Start of Block

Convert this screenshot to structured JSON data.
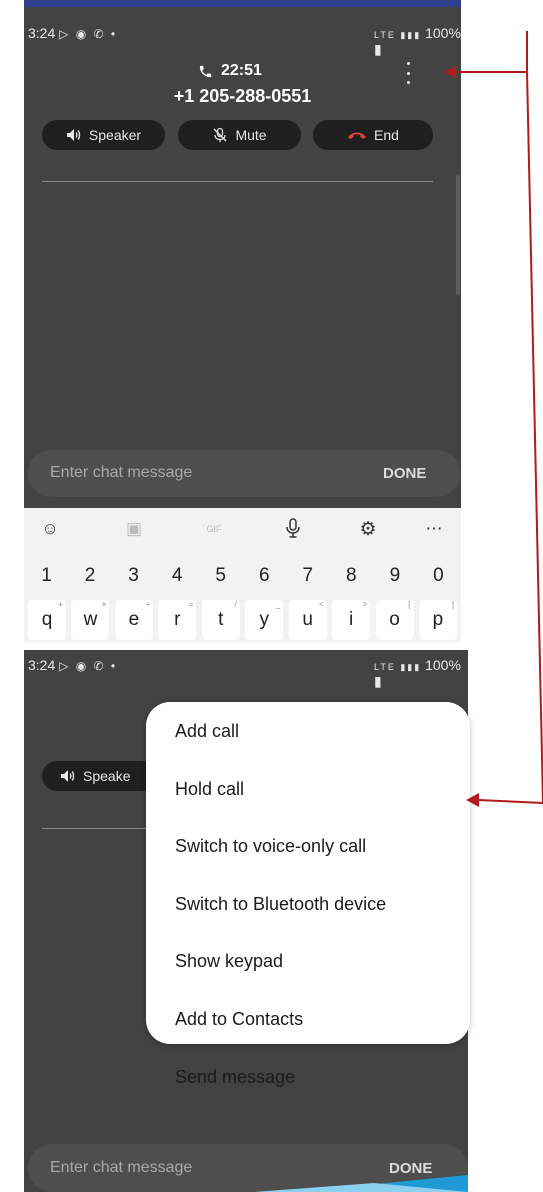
{
  "top_screen": {
    "status_bar": {
      "time": "3:24",
      "battery": "100%"
    },
    "call": {
      "timer": "22:51",
      "number": "+1 205-288-0551"
    },
    "actions": [
      {
        "label": "Speaker"
      },
      {
        "label": "Mute"
      },
      {
        "label": "End"
      }
    ],
    "chat": {
      "placeholder": "Enter chat message",
      "done_label": "DONE"
    },
    "keyboard": {
      "number_row": [
        "1",
        "2",
        "3",
        "4",
        "5",
        "6",
        "7",
        "8",
        "9",
        "0"
      ],
      "letter_row": [
        "q",
        "w",
        "e",
        "r",
        "t",
        "y",
        "u",
        "i",
        "o",
        "p"
      ],
      "letter_hints": [
        "+",
        "×",
        "÷",
        "=",
        "/",
        "_",
        "<",
        ">",
        "[",
        "]"
      ]
    }
  },
  "bottom_screen": {
    "status_bar": {
      "time": "3:24",
      "battery": "100%"
    },
    "speaker_label": "Speake",
    "menu": [
      "Add call",
      "Hold call",
      "Switch to voice-only call",
      "Switch to Bluetooth device",
      "Show keypad",
      "Add to Contacts",
      "Send message"
    ],
    "chat": {
      "placeholder": "Enter chat message",
      "done_label": "DONE"
    }
  },
  "colors": {
    "annotation_arrow": "#b01c1c",
    "end_call_red": "#e0453a",
    "screen_bg": "#434343"
  }
}
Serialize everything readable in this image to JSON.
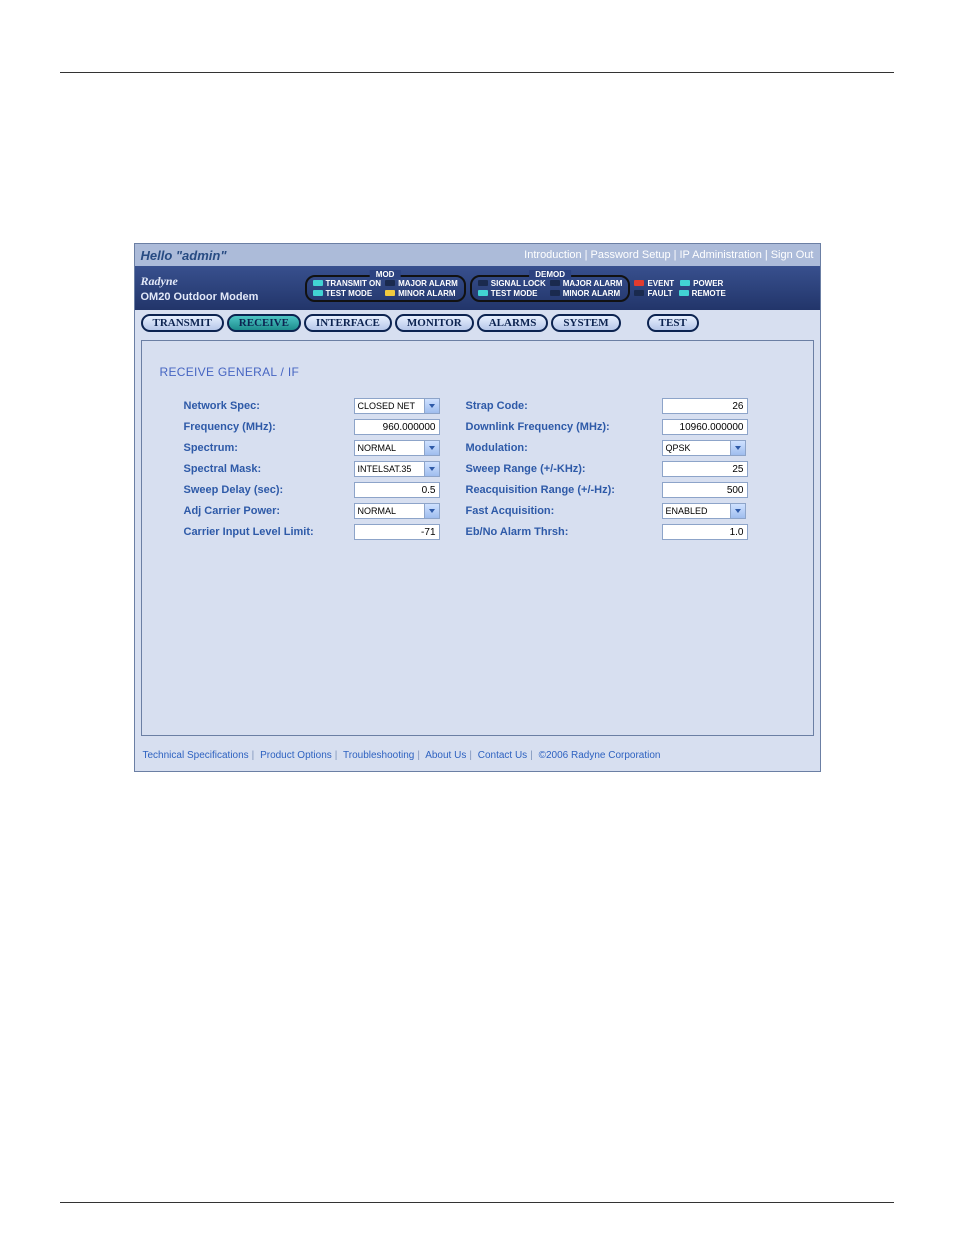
{
  "top_bar": {
    "hello": "Hello \"admin\"",
    "links": [
      "Introduction",
      "Password Setup",
      "IP Administration",
      "Sign Out"
    ]
  },
  "brand": {
    "logo": "Radyne",
    "product": "OM20 Outdoor Modem"
  },
  "status_groups": {
    "mod": {
      "title": "MOD",
      "items": [
        {
          "label": "TRANSMIT ON",
          "led": "teal"
        },
        {
          "label": "TEST MODE",
          "led": "teal"
        },
        {
          "label": "MAJOR ALARM",
          "led": "dark"
        },
        {
          "label": "MINOR ALARM",
          "led": "yellow"
        }
      ]
    },
    "demod": {
      "title": "DEMOD",
      "items": [
        {
          "label": "SIGNAL LOCK",
          "led": "dark"
        },
        {
          "label": "TEST MODE",
          "led": "teal"
        },
        {
          "label": "MAJOR ALARM",
          "led": "dark"
        },
        {
          "label": "MINOR ALARM",
          "led": "dark"
        }
      ]
    },
    "system": {
      "items": [
        {
          "label": "EVENT",
          "led": "red"
        },
        {
          "label": "FAULT",
          "led": "dark"
        },
        {
          "label": "POWER",
          "led": "teal"
        },
        {
          "label": "REMOTE",
          "led": "teal"
        }
      ]
    }
  },
  "tabs": [
    "TRANSMIT",
    "RECEIVE",
    "INTERFACE",
    "MONITOR",
    "ALARMS",
    "SYSTEM",
    "TEST"
  ],
  "active_tab": "RECEIVE",
  "section_title": "RECEIVE GENERAL / IF",
  "left_fields": [
    {
      "label": "Network Spec:",
      "type": "select",
      "value": "CLOSED NET"
    },
    {
      "label": "Frequency (MHz):",
      "type": "text",
      "value": "960.000000"
    },
    {
      "label": "Spectrum:",
      "type": "select",
      "value": "NORMAL"
    },
    {
      "label": "Spectral Mask:",
      "type": "select",
      "value": "INTELSAT.35"
    },
    {
      "label": "Sweep Delay (sec):",
      "type": "text",
      "value": "0.5"
    },
    {
      "label": "Adj Carrier Power:",
      "type": "select",
      "value": "NORMAL"
    },
    {
      "label": "Carrier Input Level Limit:",
      "type": "text",
      "value": "-71"
    }
  ],
  "right_fields": [
    {
      "label": "Strap Code:",
      "type": "text",
      "value": "26"
    },
    {
      "label": "Downlink Frequency (MHz):",
      "type": "text",
      "value": "10960.000000"
    },
    {
      "label": "Modulation:",
      "type": "select",
      "value": "QPSK"
    },
    {
      "label": "Sweep Range (+/-KHz):",
      "type": "text",
      "value": "25"
    },
    {
      "label": "Reacquisition Range (+/-Hz):",
      "type": "text",
      "value": "500"
    },
    {
      "label": "Fast Acquisition:",
      "type": "select",
      "value": "ENABLED"
    },
    {
      "label": "Eb/No Alarm Thrsh:",
      "type": "text",
      "value": "1.0"
    }
  ],
  "footer_links": [
    "Technical Specifications",
    "Product Options",
    "Troubleshooting",
    "About Us",
    "Contact Us",
    "©2006 Radyne Corporation"
  ]
}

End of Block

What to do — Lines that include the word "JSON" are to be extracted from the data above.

Solution for this exercise —
Convert this screenshot to structured JSON data.
Serialize everything readable in this image to JSON.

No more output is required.